In the absence of proper training, a horse will not attain the muscular development typically associated with sport horses.

Nevertheless, horses – especially when fed a “nutritious” diet with a high proportion of concentrated feed – often look very well muscled, even though they are not really working at all. There are two reasons for this: First, there are genetic factors that naturally influence how muscular a horse appears. So, a cold-blooded horse will tend to appear more muscular and have a fuller hindquarters compared to a thoroughbred.

But having a solid muscle foundation doesn’t necessarily indicate strength, endurance, or performance. Particularly with thoroughbreds or endurance horses, it’s common to wonder where they find the strength for their performance, given that they often appear slender but tough..

Another factor that contributes to muscle growth is, in fact, their diet. When a horse is provided with an excess of energy, especially from sources like sugar, starch, fat, and protein found in concentrated feed or rich pasture grass, many horse breeds tend to convert this surplus energy into fat.

Unlike humans, though, this fat doesn’t accumulate as soft padding on the hips. Instead, horses store fat as ‘strands’ within their muscles. This results in the muscles appearing more voluminous and trained, even though it doesn’t actually represent an increase in muscle mass.

To ensure effective performance from working muscles, two key factors come into play: proper training and the composition of protein. Three amino acids are crucial for muscle building, as the body cannot produce them on its own: Lysine, methionine, and threonine.

Feeding protein sources rich in amino acids but with an unfavorable composition doesn’t aid muscle building; instead, it places a burden on the body, as these amino acids must be broken down and excreted.

Moreover, it’s advisable to prioritize protein from fiber-based sources to minimize the starch content (sugar) in the feed. Examples of such protein sources include leguminous plants. The most well-known of these are lucerne, and its ‘sister’ plant, sainfoin.
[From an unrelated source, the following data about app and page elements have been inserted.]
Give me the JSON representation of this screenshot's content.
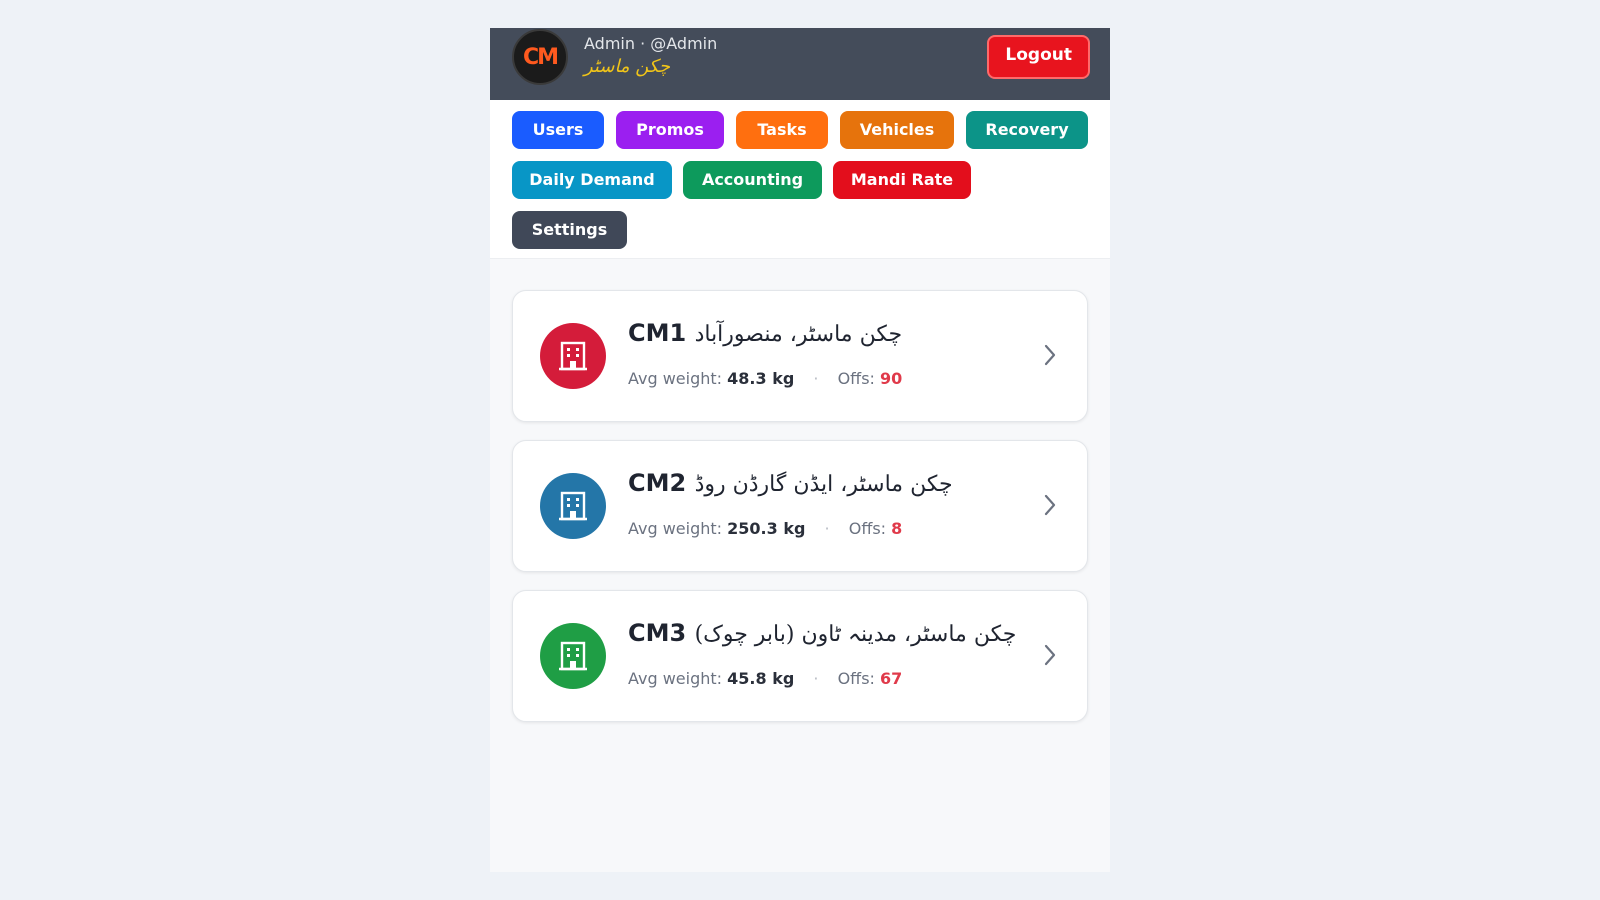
{
  "header": {
    "logo_text": "CM",
    "user_line": "Admin · @Admin",
    "brand_urdu": "چکن ماسٹر",
    "logout_label": "Logout",
    "bg_color": "#444c5a"
  },
  "nav": {
    "items": [
      {
        "label": "Users",
        "color": "#1a5cff"
      },
      {
        "label": "Promos",
        "color": "#9b1ff0"
      },
      {
        "label": "Tasks",
        "color": "#ff6f0f"
      },
      {
        "label": "Vehicles",
        "color": "#e6730c"
      },
      {
        "label": "Recovery",
        "color": "#0c9488"
      },
      {
        "label": "Daily Demand",
        "color": "#0896c6"
      },
      {
        "label": "Accounting",
        "color": "#0d9a5c"
      },
      {
        "label": "Mandi Rate",
        "color": "#e30e1c"
      },
      {
        "label": "Settings",
        "color": "#404858"
      }
    ]
  },
  "branches": [
    {
      "code": "CM1",
      "name_urdu": "چکن ماسٹر، منصورآباد",
      "avg_label": "Avg weight:",
      "avg_weight": "48.3 kg",
      "offs_label": "Offs:",
      "offs": "90",
      "icon": "building-icon",
      "icon_color": "#d41c3a"
    },
    {
      "code": "CM2",
      "name_urdu": "چکن ماسٹر، ایڈن گارڈن روڈ",
      "avg_label": "Avg weight:",
      "avg_weight": "250.3 kg",
      "offs_label": "Offs:",
      "offs": "8",
      "icon": "building-icon",
      "icon_color": "#2476a8"
    },
    {
      "code": "CM3",
      "name_urdu": "چکن ماسٹر، مدینہ ٹاون (بابر چوک)",
      "avg_label": "Avg weight:",
      "avg_weight": "45.8 kg",
      "offs_label": "Offs:",
      "offs": "67",
      "icon": "building-icon",
      "icon_color": "#1f9e45"
    }
  ],
  "separator": "·"
}
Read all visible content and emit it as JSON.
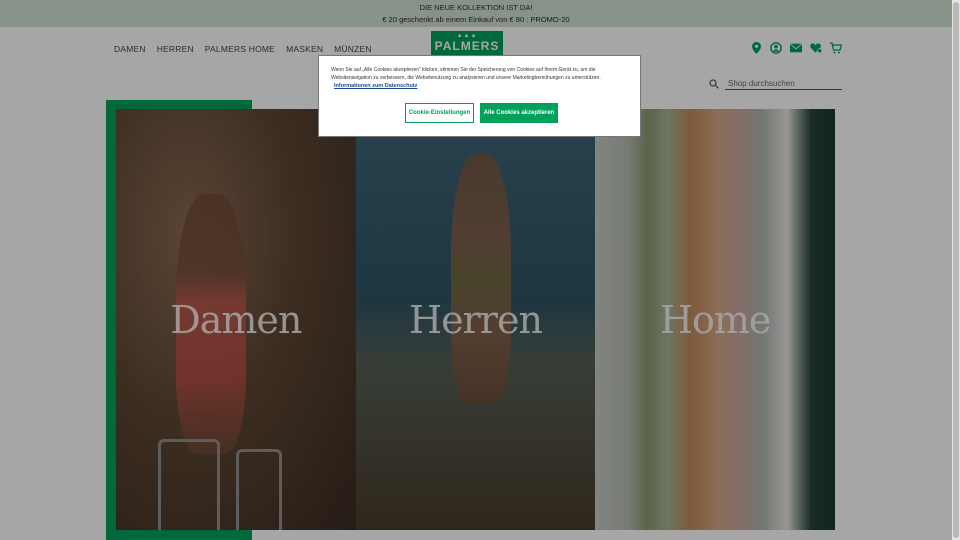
{
  "promo": {
    "line1": "DIE NEUE KOLLEKTION IST DA!",
    "line2": "€ 20 geschenkt ab einem Einkauf von € 80 : PROMO-20"
  },
  "nav": {
    "items": [
      "DAMEN",
      "HERREN",
      "PALMERS HOME",
      "MASKEN",
      "MÜNZEN"
    ]
  },
  "logo": {
    "text": "PALMERS"
  },
  "header_icons": [
    "location-pin-icon",
    "account-icon",
    "mail-icon",
    "wishlist-icon",
    "cart-icon"
  ],
  "search": {
    "placeholder": "Shop durchsuchen"
  },
  "tiles": [
    {
      "label": "Damen"
    },
    {
      "label": "Herren"
    },
    {
      "label": "Home"
    }
  ],
  "cookie": {
    "text": "Wenn Sie auf „Alle Cookies akzeptieren“ klicken, stimmen Sie der Speicherung von Cookies auf Ihrem Gerät zu, um die Websitenavigation zu verbessern, die Websitenutzung zu analysieren und unsere Marketingbemühungen zu unterstützen.",
    "link": "Informationen zum Datenschutz",
    "settings_label": "Cookie-Einstellungen",
    "accept_label": "Alle Cookies akzeptieren"
  },
  "colors": {
    "brand_green": "#00a15b",
    "promo_bg": "#cfe2d2"
  }
}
The latter, sainfoin, not only boasts a more favorable protein ratio with higher levels of lysine, methionine, and threonine, but it also introduces tannins into the intestine. These tannins help stabilize the intestinal environment and, in turn, enhance the overall digestibility of the diet.


If it’s not feasible to provide horses with soaked sainfoin chunks, perhaps due to the horse’s aversion to moist feed or logistical constraints, the diet can still be improved by selectively supplementing the three essential amino acids. You can purchase it directly as OKAPI Lymeth and simply mix the powder with your regular horse feed. With proper training, the appropriate muscles will become visible.